▶ **YOUR TASK**: Every line of the material that includes the word "Arimo" is to be shown.

Top of TASK INPUT

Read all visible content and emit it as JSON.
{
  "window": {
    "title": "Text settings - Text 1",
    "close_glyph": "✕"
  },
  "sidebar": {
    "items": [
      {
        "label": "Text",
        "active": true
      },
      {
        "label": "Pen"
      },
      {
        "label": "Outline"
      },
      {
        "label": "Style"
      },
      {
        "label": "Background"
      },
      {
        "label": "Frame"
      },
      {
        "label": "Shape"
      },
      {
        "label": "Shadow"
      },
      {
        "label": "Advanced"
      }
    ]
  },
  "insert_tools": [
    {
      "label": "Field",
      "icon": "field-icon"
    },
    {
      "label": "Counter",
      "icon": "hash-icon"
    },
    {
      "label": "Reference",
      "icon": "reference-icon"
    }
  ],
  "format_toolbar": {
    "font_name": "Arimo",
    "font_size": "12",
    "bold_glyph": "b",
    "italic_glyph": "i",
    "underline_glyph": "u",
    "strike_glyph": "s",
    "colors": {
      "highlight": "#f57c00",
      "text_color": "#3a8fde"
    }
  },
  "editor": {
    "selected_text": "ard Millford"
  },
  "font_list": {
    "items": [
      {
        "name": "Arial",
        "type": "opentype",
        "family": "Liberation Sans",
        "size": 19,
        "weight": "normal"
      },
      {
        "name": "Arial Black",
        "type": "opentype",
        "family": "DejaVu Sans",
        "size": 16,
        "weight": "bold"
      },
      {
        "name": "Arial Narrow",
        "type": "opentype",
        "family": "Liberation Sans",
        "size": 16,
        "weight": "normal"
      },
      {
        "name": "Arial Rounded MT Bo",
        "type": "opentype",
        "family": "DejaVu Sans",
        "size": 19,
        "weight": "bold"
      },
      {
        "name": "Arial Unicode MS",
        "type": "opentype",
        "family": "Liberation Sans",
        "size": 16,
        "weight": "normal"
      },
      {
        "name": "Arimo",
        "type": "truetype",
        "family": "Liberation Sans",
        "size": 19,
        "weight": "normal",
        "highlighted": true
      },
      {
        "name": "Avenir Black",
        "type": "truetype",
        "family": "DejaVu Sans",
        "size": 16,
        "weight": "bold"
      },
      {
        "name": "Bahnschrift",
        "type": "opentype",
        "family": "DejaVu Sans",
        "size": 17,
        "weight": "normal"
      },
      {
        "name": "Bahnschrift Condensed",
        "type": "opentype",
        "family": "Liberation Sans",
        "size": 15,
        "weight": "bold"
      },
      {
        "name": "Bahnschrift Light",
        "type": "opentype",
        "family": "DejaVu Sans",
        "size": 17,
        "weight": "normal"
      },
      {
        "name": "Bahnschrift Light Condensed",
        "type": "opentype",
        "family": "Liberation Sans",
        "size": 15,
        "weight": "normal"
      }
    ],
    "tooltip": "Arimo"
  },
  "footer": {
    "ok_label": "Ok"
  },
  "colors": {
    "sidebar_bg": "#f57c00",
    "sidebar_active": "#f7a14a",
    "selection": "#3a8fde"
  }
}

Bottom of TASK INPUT

▶ **SOLUTION FOR THIS EXERCISE**:
    "font_name": "Arimo",
        "name": "Arimo",
    "tooltip": "Arimo"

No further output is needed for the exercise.